In the course of my editing numerous scholarly journals, there was an interview with Eleanor in Storytelling: A Critical Journal of Popular Narrative 5.3 (2006) by Norlisha F. Crawford (University of Wisconsin–Oshkosh). Here are two excerpts:
NFC: Let's talk a little about your work as it fits into the traditions of African American literature. . . . Is there a conscious nod on your part of the cultural ancestry of the South and values passed on from the South to the North?

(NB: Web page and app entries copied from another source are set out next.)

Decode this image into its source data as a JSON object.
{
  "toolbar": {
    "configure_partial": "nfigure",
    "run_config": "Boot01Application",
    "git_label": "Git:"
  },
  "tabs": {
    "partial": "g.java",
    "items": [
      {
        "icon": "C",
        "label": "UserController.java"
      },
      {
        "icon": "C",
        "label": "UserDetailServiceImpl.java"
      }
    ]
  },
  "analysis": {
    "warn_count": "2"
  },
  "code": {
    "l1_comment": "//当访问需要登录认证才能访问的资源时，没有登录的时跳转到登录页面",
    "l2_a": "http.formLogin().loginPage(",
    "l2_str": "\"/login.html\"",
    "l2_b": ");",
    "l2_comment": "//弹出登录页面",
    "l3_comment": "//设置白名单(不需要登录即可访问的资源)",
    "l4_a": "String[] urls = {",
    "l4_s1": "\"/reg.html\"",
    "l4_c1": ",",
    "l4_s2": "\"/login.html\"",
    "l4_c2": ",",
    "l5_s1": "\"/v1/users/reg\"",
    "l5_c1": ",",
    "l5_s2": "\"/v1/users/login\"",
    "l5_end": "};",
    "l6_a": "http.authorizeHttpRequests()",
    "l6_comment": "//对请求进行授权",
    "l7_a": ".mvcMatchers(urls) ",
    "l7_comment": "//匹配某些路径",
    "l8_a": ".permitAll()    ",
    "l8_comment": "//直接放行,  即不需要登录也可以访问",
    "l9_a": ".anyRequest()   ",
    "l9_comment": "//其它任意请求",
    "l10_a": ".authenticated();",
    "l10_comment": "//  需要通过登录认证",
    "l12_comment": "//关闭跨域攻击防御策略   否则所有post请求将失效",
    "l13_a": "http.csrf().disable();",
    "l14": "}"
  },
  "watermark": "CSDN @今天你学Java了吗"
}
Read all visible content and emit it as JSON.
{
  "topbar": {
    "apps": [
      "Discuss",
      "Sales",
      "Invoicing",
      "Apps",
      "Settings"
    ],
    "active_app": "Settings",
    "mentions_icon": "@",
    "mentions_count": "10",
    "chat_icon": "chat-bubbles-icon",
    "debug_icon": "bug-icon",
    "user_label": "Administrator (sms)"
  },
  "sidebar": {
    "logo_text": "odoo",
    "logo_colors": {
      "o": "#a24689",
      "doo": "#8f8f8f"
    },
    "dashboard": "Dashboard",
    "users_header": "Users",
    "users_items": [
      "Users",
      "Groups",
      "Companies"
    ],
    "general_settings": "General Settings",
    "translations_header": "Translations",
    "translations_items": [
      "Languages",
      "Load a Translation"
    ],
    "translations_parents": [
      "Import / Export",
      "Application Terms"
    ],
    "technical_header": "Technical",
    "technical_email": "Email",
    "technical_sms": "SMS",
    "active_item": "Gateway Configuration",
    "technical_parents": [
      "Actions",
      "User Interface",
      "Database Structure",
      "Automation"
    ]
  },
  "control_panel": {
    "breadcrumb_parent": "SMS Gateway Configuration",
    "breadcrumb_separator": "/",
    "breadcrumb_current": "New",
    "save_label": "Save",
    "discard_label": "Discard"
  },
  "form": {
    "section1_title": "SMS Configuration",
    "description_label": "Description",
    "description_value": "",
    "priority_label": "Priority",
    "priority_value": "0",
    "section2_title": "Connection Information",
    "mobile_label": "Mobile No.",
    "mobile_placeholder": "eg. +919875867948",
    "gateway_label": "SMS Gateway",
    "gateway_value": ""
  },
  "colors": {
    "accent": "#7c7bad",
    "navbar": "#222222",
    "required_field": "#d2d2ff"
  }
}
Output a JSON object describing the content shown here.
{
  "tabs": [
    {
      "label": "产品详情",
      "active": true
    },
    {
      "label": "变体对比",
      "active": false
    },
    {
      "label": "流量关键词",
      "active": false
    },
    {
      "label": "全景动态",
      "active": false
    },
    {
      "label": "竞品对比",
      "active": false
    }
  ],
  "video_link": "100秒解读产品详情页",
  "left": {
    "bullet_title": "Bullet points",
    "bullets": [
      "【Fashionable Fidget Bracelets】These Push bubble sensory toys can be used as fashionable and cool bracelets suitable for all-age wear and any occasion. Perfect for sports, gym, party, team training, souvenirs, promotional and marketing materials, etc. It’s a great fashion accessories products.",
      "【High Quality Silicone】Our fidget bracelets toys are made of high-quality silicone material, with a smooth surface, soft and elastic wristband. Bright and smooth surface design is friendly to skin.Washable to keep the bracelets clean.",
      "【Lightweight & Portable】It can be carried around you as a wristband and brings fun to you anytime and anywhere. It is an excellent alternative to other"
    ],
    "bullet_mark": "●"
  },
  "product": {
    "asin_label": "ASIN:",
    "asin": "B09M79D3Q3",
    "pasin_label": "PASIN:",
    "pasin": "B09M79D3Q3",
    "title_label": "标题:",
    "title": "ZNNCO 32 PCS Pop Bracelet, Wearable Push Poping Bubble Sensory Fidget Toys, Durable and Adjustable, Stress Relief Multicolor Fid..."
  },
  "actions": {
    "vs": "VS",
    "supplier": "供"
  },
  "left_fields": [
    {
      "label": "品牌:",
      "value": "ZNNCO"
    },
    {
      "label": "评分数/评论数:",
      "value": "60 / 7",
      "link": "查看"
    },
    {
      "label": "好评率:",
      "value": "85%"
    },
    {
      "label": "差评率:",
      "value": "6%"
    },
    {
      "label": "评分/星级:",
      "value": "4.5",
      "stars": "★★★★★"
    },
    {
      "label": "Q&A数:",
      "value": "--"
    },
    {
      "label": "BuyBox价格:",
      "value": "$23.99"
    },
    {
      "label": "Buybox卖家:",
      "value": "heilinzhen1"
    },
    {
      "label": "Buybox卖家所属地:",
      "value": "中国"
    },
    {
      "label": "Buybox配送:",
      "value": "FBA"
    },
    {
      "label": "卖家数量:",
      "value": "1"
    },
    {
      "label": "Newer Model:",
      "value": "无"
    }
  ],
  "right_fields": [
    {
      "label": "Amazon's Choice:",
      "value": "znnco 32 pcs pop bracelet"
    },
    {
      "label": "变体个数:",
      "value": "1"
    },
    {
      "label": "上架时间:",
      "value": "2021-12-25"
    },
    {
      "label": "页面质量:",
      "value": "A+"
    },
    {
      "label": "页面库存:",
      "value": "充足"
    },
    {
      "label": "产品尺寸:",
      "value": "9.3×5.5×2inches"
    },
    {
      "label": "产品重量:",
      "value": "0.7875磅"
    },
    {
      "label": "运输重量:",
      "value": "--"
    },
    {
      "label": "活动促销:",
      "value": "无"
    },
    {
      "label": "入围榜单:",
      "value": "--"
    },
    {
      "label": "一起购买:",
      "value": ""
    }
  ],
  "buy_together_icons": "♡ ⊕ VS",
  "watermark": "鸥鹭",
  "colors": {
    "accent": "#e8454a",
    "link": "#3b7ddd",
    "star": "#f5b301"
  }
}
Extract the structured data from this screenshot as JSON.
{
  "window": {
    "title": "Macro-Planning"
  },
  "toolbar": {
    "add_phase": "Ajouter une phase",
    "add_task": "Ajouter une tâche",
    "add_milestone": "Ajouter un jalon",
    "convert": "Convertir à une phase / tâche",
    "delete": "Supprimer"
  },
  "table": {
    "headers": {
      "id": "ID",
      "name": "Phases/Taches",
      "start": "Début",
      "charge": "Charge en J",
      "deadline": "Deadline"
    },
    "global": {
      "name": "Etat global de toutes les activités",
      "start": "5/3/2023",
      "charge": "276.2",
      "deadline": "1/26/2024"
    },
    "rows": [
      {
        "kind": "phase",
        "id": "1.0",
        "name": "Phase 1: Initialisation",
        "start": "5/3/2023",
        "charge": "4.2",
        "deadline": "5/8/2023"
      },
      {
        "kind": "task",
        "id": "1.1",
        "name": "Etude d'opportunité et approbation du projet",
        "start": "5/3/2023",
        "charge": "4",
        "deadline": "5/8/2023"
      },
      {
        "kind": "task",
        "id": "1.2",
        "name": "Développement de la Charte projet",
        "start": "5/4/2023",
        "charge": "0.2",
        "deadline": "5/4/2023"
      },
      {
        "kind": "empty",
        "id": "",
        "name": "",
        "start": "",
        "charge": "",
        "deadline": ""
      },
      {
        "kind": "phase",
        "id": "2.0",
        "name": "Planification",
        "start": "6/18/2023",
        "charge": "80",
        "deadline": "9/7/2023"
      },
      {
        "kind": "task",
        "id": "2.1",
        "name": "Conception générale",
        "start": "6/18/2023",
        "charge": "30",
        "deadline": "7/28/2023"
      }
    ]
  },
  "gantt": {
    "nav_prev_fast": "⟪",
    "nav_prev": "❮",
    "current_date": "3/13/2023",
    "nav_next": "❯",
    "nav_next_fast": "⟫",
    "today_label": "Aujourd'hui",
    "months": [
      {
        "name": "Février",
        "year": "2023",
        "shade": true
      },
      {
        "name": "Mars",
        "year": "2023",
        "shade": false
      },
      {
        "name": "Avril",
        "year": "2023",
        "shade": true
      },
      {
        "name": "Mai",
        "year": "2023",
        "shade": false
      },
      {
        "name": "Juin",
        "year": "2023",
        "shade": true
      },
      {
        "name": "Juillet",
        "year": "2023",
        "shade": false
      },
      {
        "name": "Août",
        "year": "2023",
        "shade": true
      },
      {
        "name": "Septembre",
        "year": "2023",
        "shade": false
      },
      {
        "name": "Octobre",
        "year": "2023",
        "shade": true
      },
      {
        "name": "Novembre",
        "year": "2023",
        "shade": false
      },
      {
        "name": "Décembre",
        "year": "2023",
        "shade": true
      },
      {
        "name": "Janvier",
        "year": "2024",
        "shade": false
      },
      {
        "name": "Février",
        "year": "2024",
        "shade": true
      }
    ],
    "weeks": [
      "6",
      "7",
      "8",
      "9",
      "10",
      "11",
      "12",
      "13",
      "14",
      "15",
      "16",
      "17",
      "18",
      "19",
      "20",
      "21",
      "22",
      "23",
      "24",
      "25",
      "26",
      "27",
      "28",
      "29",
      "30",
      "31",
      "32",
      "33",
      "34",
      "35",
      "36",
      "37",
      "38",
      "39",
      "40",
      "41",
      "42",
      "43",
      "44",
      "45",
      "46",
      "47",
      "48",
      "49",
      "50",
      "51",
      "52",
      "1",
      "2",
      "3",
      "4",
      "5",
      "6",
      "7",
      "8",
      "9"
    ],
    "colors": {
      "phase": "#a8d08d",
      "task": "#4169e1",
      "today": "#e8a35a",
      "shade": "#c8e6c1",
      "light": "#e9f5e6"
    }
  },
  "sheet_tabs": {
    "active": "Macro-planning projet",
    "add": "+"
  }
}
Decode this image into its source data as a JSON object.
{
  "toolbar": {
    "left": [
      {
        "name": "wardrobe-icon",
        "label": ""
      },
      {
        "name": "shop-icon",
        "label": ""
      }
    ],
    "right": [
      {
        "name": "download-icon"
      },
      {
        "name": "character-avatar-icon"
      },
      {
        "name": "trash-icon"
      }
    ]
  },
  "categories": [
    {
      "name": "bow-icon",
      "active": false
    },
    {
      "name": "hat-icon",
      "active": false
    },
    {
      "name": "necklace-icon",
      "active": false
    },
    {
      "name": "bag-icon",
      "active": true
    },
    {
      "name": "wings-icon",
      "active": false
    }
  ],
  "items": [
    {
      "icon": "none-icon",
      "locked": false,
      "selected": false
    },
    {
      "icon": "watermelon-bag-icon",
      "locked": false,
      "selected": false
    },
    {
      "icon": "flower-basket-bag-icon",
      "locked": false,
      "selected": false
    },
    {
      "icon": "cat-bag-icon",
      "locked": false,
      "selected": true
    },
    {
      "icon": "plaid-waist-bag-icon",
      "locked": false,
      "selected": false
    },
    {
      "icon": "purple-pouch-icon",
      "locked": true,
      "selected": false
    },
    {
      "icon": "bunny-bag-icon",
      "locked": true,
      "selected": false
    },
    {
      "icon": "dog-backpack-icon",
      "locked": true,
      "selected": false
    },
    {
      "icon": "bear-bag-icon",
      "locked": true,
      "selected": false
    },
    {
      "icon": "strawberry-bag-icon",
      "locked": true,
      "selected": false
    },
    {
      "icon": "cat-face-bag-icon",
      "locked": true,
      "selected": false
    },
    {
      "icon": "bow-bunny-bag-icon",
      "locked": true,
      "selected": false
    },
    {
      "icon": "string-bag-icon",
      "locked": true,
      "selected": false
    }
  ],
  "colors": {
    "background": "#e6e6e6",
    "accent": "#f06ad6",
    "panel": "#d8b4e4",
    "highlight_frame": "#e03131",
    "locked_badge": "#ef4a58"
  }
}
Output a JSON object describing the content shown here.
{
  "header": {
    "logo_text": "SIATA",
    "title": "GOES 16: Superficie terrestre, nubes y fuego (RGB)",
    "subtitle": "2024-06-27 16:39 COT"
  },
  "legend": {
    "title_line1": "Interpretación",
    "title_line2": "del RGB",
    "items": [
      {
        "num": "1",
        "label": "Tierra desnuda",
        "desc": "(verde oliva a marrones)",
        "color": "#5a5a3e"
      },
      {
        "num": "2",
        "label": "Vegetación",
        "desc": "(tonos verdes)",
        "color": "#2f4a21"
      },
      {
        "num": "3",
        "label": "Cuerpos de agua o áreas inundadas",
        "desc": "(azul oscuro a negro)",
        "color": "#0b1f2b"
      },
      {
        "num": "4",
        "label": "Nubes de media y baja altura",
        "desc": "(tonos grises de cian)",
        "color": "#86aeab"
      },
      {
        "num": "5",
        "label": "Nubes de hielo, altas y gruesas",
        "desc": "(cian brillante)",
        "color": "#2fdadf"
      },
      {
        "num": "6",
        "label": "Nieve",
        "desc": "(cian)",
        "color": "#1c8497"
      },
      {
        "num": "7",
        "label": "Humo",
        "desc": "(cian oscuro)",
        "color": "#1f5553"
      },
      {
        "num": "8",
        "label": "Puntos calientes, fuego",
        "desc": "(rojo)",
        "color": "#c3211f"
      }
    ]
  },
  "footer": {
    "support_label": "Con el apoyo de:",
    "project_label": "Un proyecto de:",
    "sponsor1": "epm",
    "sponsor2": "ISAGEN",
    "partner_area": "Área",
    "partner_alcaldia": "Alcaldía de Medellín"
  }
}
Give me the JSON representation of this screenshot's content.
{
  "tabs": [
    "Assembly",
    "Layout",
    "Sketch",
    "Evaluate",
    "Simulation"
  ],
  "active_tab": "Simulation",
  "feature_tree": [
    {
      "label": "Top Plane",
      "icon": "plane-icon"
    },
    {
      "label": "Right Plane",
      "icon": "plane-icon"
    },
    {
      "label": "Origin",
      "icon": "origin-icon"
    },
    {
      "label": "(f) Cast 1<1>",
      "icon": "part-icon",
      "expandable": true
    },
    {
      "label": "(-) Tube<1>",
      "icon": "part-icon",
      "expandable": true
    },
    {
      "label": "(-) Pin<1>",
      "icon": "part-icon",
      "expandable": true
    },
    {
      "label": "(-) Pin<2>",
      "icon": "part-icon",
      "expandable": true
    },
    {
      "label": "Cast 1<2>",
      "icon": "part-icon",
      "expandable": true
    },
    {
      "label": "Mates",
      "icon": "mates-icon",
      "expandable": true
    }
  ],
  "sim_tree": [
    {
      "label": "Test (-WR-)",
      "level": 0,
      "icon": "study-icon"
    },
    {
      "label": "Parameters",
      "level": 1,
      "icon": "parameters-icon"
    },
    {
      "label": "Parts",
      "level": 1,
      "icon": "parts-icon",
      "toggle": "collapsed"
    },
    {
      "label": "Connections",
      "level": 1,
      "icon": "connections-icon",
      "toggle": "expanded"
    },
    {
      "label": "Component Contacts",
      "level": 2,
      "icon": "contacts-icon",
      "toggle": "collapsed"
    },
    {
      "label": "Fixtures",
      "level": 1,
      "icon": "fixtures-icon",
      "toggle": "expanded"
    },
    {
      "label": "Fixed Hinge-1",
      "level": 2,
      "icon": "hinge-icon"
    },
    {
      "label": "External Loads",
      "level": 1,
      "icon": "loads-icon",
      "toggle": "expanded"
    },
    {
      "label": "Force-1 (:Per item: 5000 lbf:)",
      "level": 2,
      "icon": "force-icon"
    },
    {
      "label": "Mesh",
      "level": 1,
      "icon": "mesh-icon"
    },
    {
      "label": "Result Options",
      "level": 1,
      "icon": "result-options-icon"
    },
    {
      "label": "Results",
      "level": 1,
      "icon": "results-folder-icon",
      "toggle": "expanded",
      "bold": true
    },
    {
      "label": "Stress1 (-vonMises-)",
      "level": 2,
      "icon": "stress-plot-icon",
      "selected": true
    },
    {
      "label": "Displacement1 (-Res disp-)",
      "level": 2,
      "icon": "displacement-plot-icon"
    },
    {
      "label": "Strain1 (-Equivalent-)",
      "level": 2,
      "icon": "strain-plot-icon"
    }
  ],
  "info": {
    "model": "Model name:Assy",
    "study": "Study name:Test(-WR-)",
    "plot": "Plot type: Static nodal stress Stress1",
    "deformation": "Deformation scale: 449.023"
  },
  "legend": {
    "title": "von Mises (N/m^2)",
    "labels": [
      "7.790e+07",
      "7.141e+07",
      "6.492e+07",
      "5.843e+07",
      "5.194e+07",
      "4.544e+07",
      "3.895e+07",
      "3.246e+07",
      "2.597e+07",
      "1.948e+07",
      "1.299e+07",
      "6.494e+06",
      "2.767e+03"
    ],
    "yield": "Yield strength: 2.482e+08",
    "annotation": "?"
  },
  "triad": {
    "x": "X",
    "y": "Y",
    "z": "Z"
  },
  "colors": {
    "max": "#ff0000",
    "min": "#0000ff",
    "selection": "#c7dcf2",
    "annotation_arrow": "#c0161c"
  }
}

ETB: I think it is just ingrained in what we are and what we do. I really do, as an African American woman, because I am also German, Scot[tish], and Irish. But as an African American woman, those are just my connections. I have never been to Europe; I have been to the South. Those are the people I know. . . . I just think it [Southern cultural ways] is just, for me, the norm. This is my environment; this is where I live. If I didn't write it like this, then I couldn't do it; I'd be writing about a white person. That is where we come from; that's our heritage; that is who we are, as black people. I couldn't not do that. (190–91; emphasis in original)
ETB: . . . I thought about [Rosa Parks] a lot as she was honored with a place in the Rotunda. Can you imagine? She was on the verge of being evicted from the home she rented [in Detroit], at one point [in 1994]. . . . [N]ow, in death, people are honoring her and bringing flowers. Give me my flowers while I am alive. . . . Honors are nice, but honor your heroes when they are alive and can smell the flowers. When you can see their faces smiling as they enjoy them. (195–96)